Log into WAS Admin console — > Servers — > Clusters — > WebSphere application server clusters.

Clustering in WebSphere

Clustering in websphere

Clustering in websphere

 

2. Create cluster members.

Provide the details about the cluster members.

Clustering in WebSphere

 

Define the node on which the cluster member would reside.

Also define whether the server would be generated based on a server template.

You can add additional members to the cluster.

Clustering in WebSphere

Cluster-Complete

Once the cluster is created successfully, it would be in stopped state by default.

3. Make sure the node agent is started.

Go to System administration from left panel — > Node agents — > Check the status.

 

Clustering in WebSphere

Clustering in WebSphere

 

If the Node Agent is not  started, you can execute the below script to start the same.

WAS_HOME/profiles/YOUR_PROFILE_NAME/bin/startNode.cmd

4. Start the cluster.

 

Cluster-Start

 

Further reading:

http://pic.dhe.ibm.com/infocenter/wasinfo/v6r0/index.jsp?topic=%2Fcom.ibm.websphere.nd.doc%2Finfo%2Fae%2Fae%2Ftrun_wlm_cluster.html

 

Some common issues while configuring a cluster in WebSphere Application Server.

Issues:

1.

Cluster member MyServer1 will not be started because the Node Agent on node Node02 is not active. Cluster members can be started individually from the cluster member collection panel.

Remedy:

Make sure you start the Node Agent.

2.

The node agent on node Node02 must be started to perform the restart operation. Node agents in stopped state cannot be started from the console.

Remedy:

You would need to start the node agent from command line as below.
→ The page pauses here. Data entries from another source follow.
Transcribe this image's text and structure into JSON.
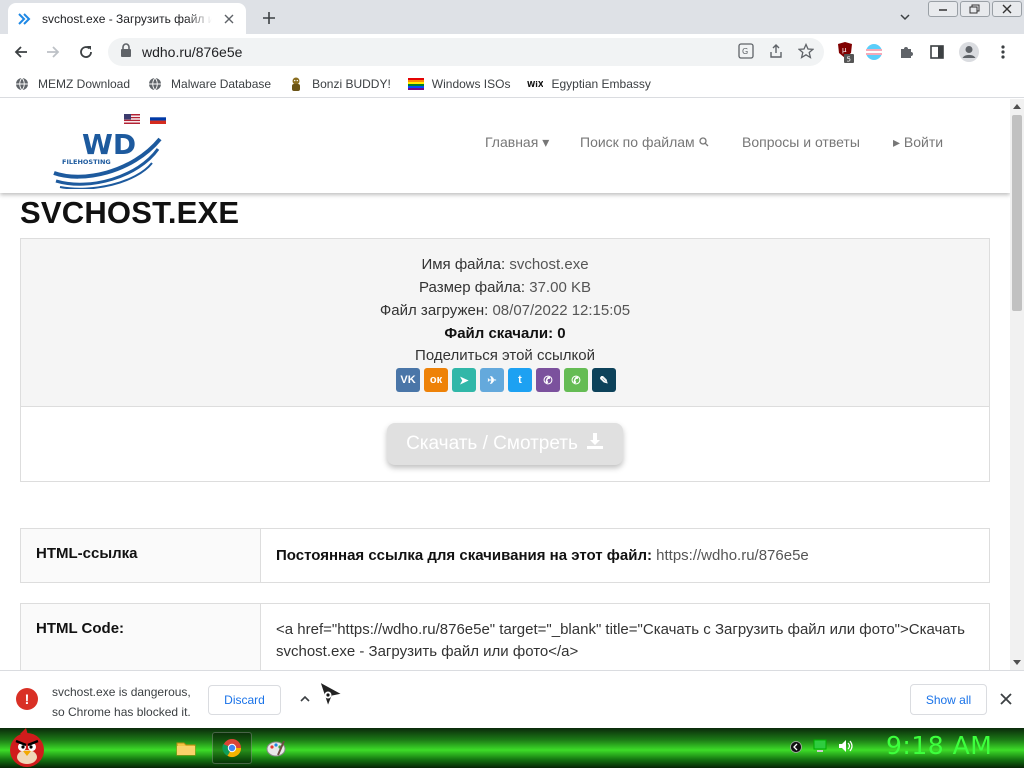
{
  "browser": {
    "tab_title": "svchost.exe - Загрузить файл или фото",
    "url": "wdho.ru/876e5e",
    "extension_badge": "5"
  },
  "bookmarks": [
    {
      "label": "MEMZ Download",
      "icon": "globe-icon"
    },
    {
      "label": "Malware Database",
      "icon": "globe-icon"
    },
    {
      "label": "Bonzi BUDDY!",
      "icon": "bonzi-icon"
    },
    {
      "label": "Windows ISOs",
      "icon": "rainbow-flag-icon"
    },
    {
      "label": "Egyptian Embassy",
      "icon": "wix-icon"
    }
  ],
  "site": {
    "logo_text": "WD",
    "logo_subtext": "FILEHOSTING",
    "nav": {
      "home": "Главная",
      "search": "Поиск по файлам",
      "faq": "Вопросы и ответы",
      "login": "Войти"
    }
  },
  "file": {
    "title": "SVCHOST.EXE",
    "name_label": "Имя файла:",
    "name_value": "svchost.exe",
    "size_label": "Размер файла:",
    "size_value": "37.00 KB",
    "uploaded_label": "Файл загружен:",
    "uploaded_value": "08/07/2022 12:15:05",
    "downloads_label": "Файл скачали:",
    "downloads_value": "0",
    "share_label": "Поделиться этой ссылкой",
    "download_button": "Скачать / Смотреть"
  },
  "share_buttons": [
    {
      "name": "vk",
      "text": "VK",
      "color": "#4a76a8"
    },
    {
      "name": "odnoklassniki",
      "text": "ок",
      "color": "#ee8208"
    },
    {
      "name": "yandex-messenger",
      "text": "➤",
      "color": "#31b7a8"
    },
    {
      "name": "telegram",
      "text": "✈",
      "color": "#64a9dc"
    },
    {
      "name": "twitter",
      "text": "t",
      "color": "#1da1f2"
    },
    {
      "name": "viber",
      "text": "✆",
      "color": "#7b519d"
    },
    {
      "name": "whatsapp",
      "text": "✆",
      "color": "#65bc54"
    },
    {
      "name": "livejournal",
      "text": "✎",
      "color": "#0d425a"
    }
  ],
  "rows": {
    "html_link_label": "HTML-ссылка",
    "html_link_text": "Постоянная ссылка для скачивания на этот файл:",
    "html_link_url": "https://wdho.ru/876e5e",
    "html_code_label": "HTML Code:",
    "html_code_value": "<a href=\"https://wdho.ru/876e5e\" target=\"_blank\" title=\"Скачать с Загрузить файл или фото\">Скачать svchost.exe - Загрузить файл или фото</a>"
  },
  "download_bar": {
    "line1": "svchost.exe is dangerous,",
    "line2": "so Chrome has blocked it.",
    "discard": "Discard",
    "show_all": "Show all"
  },
  "taskbar": {
    "clock": "9:18 AM"
  }
}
WAS_HOME/profiles/YOUR_PROFILE_NAME/bin/startNode.cmd

 

3.

 

Caused by: com.ibm.websphere.management.exception.AdminException: ADMU7707E: Failed while trying to determine the Windows Service name for server: nodeagent; probable error executing WASService.exe: com.ibm.websphere.management.exception.AdminException: ADMU7709E: Unexpected exception while processing server: nodeagent; exception = java.io.IOException: Cannot run program “D:\Softwares\bin\WASService.exe”: CreateProcess error=740, The requested operation requires elevation.

 

Remedy:

Check whether the node agent service is present or not. If not create a node agent service as below.

 

WAS_HOME\bin> wasservice -add Dmgr01_NodeAgent

-servername server1 -profilePath “D:\Softwares\profiles\Dmgr01”

-wasHome “D:\Softwares” -logFile “D:\Softwares\profiles\Dmgr01\logs\nodeagent\startNode.log”

-logRoot “D:\Softwares\profiles\Dmgr01logs\nodeagent” -restart true -startType automatic

 

4.

The node LTADKAW7Node01 is not synchronized with the master configuration. This may prevent cluster member MyServer1 from starting correctly.

Remedy: Synchronize the node.

 

Cheers,

Wonders team 🙂